So while people keep arguing about what needs to change in the system for ‘our women’ to be safe, we are missing out on this key opportunity to foster this kind of everyday activism, at the smallest of levels. Let’s begin by building school environments that are gender equal; that can help a young person negotiate and make informed decisions about their lives and can talk freely about this journey to their peers and elders. This is truly an uphill climb. It relies not merely on taking a class once a week, or having a counsellor in the school- but more broadly and structurally on schools taking a journey of self-inquiry: asking themselves tough questions about the spaces they create for young people, the governance structures they have in place, the attitudes and practices that they foster. It requires schools and people who manage education within this system to develop a vision together, and to integrate it into the way the school functions. It will not take extra resources- in fact, all it really needs is the willingness to explore the possibilities.

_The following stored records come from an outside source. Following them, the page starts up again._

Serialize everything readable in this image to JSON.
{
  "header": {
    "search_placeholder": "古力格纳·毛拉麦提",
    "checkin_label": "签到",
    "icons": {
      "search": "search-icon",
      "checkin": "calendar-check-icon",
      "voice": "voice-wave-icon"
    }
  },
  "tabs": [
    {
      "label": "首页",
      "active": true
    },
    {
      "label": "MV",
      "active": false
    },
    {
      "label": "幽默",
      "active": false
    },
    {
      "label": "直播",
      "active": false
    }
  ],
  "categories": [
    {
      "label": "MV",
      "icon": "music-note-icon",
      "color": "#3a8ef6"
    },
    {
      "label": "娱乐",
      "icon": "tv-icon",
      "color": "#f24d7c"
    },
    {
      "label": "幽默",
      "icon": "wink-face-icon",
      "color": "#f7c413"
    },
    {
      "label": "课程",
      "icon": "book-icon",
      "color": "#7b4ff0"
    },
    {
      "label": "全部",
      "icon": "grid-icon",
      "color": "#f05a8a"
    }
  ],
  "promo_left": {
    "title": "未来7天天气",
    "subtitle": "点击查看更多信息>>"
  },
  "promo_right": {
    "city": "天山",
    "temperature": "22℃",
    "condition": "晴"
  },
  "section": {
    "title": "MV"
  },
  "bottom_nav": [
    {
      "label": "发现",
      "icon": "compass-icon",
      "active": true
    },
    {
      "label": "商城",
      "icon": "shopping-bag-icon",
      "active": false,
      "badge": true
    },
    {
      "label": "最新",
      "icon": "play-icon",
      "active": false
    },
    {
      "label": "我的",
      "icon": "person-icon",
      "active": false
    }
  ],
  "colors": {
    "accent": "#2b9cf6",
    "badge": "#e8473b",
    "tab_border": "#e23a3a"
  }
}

In practice, this is a challenging prospect. But in my mind, we need to start somewhere. Schools need to take these active steps in ways that take into account their local contexts and realities, without viewing this as something extra that they have to ‘implement’. One of the ways to do this is by exposing students to realities that are different from their own- interactions, discussions, visits to communities and individuals who are ‘doing things a little differently’. This allows them to construct and explore different narratives that may subvert dominant stories that they are exposed to outside of school spaces. It’s from here where activists emerge- young people who feel the necessity to challenge their own realities, and are uncomfortable with accepting what they are told: about themselves, others around them and the world at large. And there are a hundred other ways. This is an exciting prospect- schools as living laboratories that have the power to shape and change gender-insensitive assumptions and behaviours that we have to come to accept as normal in our societies today.
A lot needs to change about the world. I often get overwhelmed deciding where my contribution lies, and if I’m making one at all. And then I remind myself that I am an everyday activist too – I attempt and will continue to attempt to build a narrative that is different, that is unique and that makes people think twice about their attitudes and actions towards women specifically, and to citizens in general. I want to be part of a generation that can help build multiple stories that highlight the rich, beautiful and inspiring lives of the women and girls around me, and I am optimistic about this possibility. Solidarity and action come from having shared experience on the one hand, and sharing diverse experience on the other. And in my mind, the way to begin crafting a society that encourages both of these, is at the lowest common denominator- in the microcosm of the school space, where we have an opportunity to tell stories about these everyday activists and establish a different vision of the world.
This post was originally published on the Amnesty International Blog. http://www.amnesty.org.in/show/blog/fostering-everyday-activists-starting-with-schools
To learn more about Amnesty International India’s Human Rights Education programme, visit www.rights4edu.org